What is your story? Or, in other words, what made you your awesome self you are today?
I’m a mom, a wife, a daughter, a sister, a friend, a professional leadership consultant/coach…and I’m a lifelong learner.
Growing up, I was curious about everything. In my formative years, I read anything and everything I could get my hands on and challenged myself to get involved in as many clubs, activities, and extracurricular groups I could fit in a given year. I never wanted to miss out on a new experience. I learned valuable lessons from each of them.
My unending curiosity turned to angst in college when I had to choose a singular course of study that was to establish me on a career path for decades forward. After testing out majors in psychology and business, I was introduced to a field of study, Industrial/Organizational Psychology, that married the best of both worlds and allowed me to study the factors that enable great leaders to do great things in their professional lives. It’s now my life’s passion to bring these lessons to others and support people in learning to become their best selves at work to benefit their teams, their organizations, and their own personal fulfillment.
What message do you promote?
Show up, be authentic and find something you can learn from everyone you come across.

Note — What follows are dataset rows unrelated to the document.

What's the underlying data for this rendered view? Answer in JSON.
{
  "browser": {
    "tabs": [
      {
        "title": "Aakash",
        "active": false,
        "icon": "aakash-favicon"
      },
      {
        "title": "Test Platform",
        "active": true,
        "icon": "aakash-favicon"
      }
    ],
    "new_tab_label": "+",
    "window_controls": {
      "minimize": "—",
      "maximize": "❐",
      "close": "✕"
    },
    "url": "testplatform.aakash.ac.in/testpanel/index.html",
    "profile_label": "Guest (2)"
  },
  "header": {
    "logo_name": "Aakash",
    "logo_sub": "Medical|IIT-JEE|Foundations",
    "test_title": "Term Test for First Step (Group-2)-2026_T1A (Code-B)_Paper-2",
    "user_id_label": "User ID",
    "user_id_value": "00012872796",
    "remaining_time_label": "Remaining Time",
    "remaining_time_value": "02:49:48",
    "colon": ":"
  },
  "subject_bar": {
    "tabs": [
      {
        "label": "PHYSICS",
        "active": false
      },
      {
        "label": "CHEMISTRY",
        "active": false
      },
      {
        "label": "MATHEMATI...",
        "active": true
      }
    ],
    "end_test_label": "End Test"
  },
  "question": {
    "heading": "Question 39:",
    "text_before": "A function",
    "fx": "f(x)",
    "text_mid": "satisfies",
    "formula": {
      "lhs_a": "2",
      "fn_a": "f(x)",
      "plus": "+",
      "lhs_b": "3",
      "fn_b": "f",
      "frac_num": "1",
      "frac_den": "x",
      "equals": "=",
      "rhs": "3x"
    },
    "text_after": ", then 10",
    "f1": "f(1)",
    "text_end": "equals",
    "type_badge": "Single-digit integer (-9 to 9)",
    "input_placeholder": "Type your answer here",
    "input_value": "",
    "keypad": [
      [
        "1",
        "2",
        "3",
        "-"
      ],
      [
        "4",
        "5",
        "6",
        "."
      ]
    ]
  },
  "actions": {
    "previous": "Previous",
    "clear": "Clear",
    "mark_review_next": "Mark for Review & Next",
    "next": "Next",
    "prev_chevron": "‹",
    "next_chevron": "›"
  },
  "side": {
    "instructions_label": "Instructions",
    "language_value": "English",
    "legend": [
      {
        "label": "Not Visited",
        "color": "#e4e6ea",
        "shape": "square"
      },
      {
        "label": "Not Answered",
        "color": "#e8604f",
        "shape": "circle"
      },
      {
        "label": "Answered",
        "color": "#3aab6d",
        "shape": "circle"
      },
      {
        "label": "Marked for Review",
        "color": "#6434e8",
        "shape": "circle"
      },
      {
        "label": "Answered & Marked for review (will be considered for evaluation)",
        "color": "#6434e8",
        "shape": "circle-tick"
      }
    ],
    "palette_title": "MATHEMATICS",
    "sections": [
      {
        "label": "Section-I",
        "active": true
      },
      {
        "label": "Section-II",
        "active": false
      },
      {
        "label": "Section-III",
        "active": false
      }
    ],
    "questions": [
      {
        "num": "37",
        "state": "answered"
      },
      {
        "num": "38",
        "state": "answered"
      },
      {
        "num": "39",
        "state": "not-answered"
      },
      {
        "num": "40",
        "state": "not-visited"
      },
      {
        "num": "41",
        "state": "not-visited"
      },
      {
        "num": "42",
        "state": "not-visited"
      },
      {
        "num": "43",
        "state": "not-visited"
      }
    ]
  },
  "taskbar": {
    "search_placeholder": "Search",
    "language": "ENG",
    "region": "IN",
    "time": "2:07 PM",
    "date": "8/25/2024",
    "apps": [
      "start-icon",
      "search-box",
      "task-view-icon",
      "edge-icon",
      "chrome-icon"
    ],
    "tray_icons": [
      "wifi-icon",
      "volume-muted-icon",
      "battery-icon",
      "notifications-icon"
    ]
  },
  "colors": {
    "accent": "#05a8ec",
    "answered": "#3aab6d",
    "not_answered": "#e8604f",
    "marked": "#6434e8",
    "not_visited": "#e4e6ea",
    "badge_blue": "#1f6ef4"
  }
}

Often, the biggest hurdle we have in achieving something we want is gaining the courage to put ourselves in new, uncomfortable situations. Whether it’s speaking up in a meeting, raising our hand for a promotion, or volunteering for an assignment – we first have to take the leap of speaking up and raising our hands to get involved.
Second, I encourage people to trust that they have something unique and meaningful to contribute. The most successful leaders do not try to play a part, but instead, they leverage their unique skills to make an impact in their own way.

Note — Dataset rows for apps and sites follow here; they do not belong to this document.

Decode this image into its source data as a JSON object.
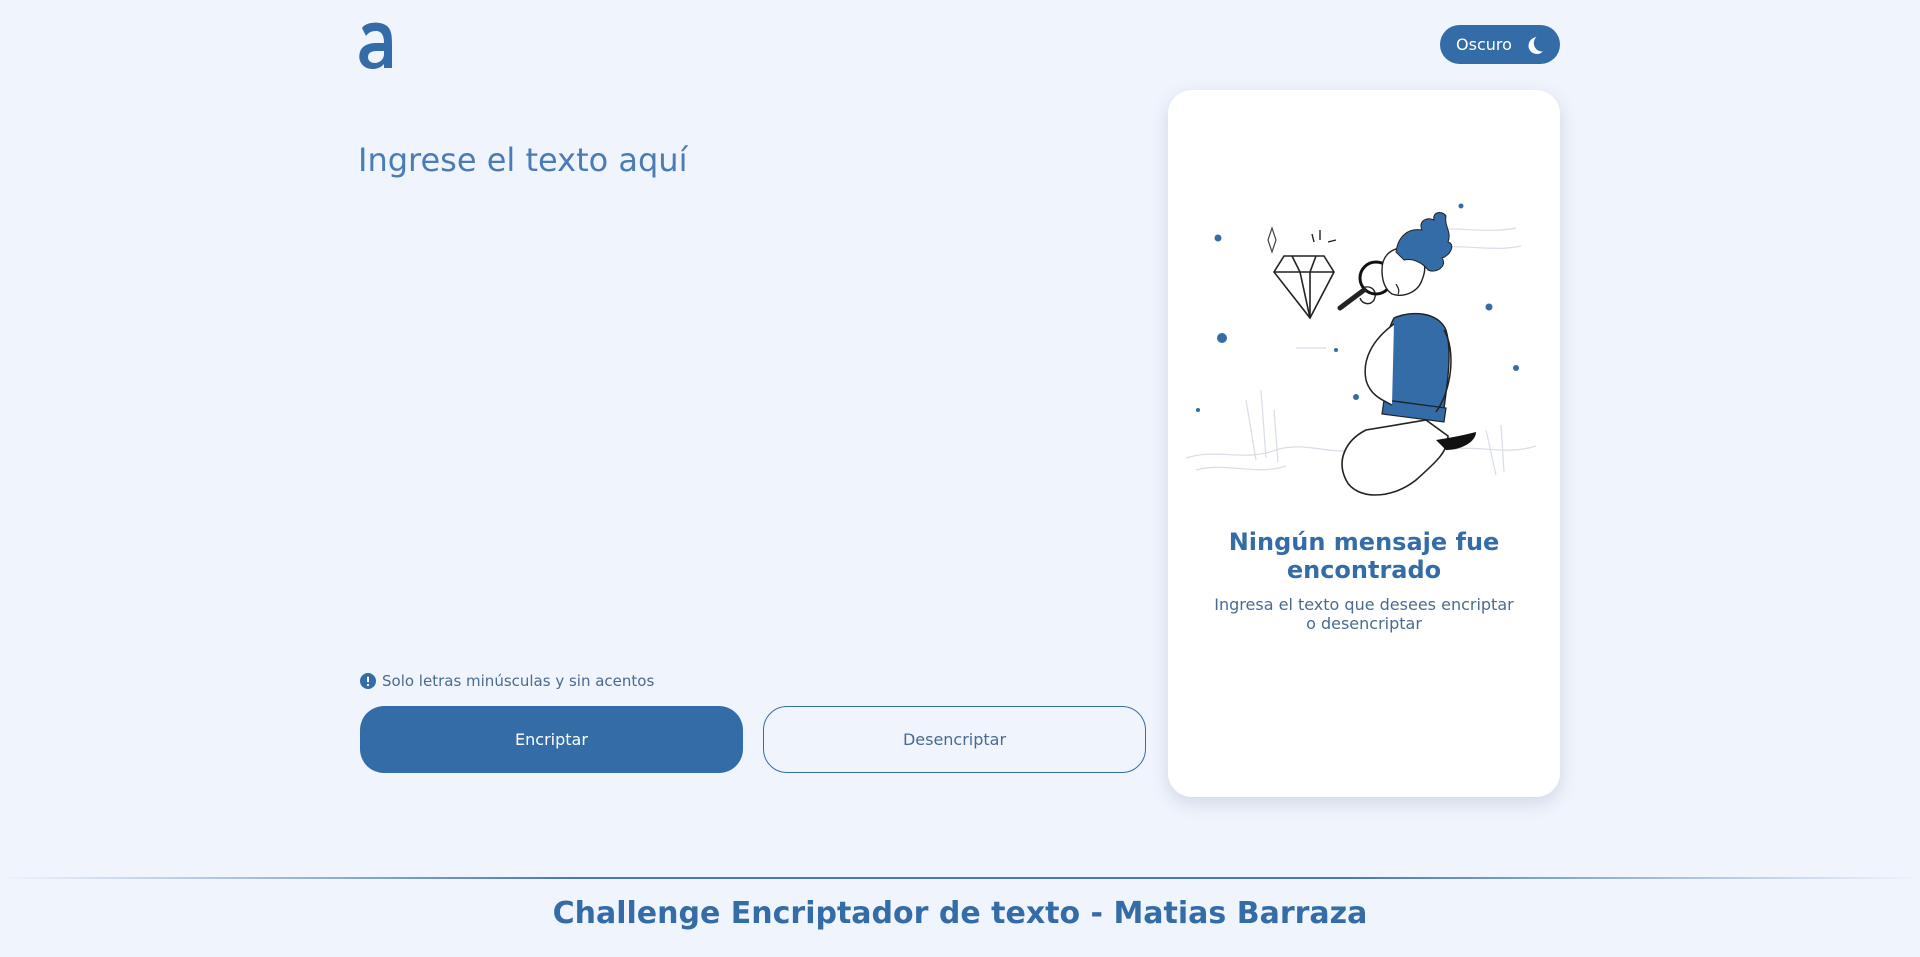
{
  "header": {
    "logo_alt": "a",
    "theme_toggle_label": "Oscuro",
    "theme_toggle_icon": "moon-icon"
  },
  "editor": {
    "placeholder": "Ingrese el texto aquí",
    "value": ""
  },
  "hint": {
    "icon": "info-icon",
    "text": "Solo letras minúsculas y sin acentos"
  },
  "actions": {
    "encrypt_label": "Encriptar",
    "decrypt_label": "Desencriptar"
  },
  "output": {
    "illustration": "person-inspecting-diamond-illustration",
    "title": "Ningún mensaje fue encontrado",
    "subtitle": "Ingresa el texto que desees encriptar o desencriptar"
  },
  "footer": {
    "title": "Challenge Encriptador de texto - Matias Barraza"
  },
  "colors": {
    "background": "#f0f4fc",
    "primary": "#346ca8",
    "muted_text": "#4a6b91",
    "card": "#ffffff"
  }
}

Third, humble leaders tend to learn and develop most quickly – and they are more likely to gain followership than their ego-driven colleagues. The best CEOs I work with are the ones that acknowledge weaknesses, ask for help, and are always open to learning from others.
In what capacity do you LEAD UP in your community?
At the Vaya Group, one of our core values is Serving Our Community. We sponsor opportunities for our entire organization to support local charities and people in need of resources which is always a blessing to be involved in.
I also lead a life group for teen girls through my church – it’s a precious opportunity to engage with an incredible group of girls navigating a tough and formative time in their lives. And the bonus is that I get to learn from them every week!
In business and/or in life, share a struggle you overcame that other women can relate to?
As a professional, I’ve struggled to find the balance in juggling my career, family, and self. While I haven’t mastered this balancing act by any means, I’ve learned that there is no “right” or “better” way to balance it all. I’ve learned to be comfortable with my choices and use how I feel as my measuring stick rather than how I compare to others.
What is the most rewarding aspect of what you do?
The absolute best part of my job is working with outstanding leaders who just need a bit of help to make a mindset or behavioral shift that pays big dividends for them in their professional lives. When they put in the work and achieve something meaningful for themselves, their teams, and/or their organization, I feel honored to have been a resource in helping them to get there.
How do you SHOW UP?
With gratitude, commitment, and curiosity. If I’m going to show up, it will be with the best I have to give. I’ll appreciate the opportunity to be there, and I’ll learn something from it.
If you could give one piece of advice for women who are entering the workforce or launching their own business, what would that be?
Ask for feedback and ask for help. Don’t be shy to acknowledge what you don’t know and learn from others.
Contact Michelle Bush, Ph.D.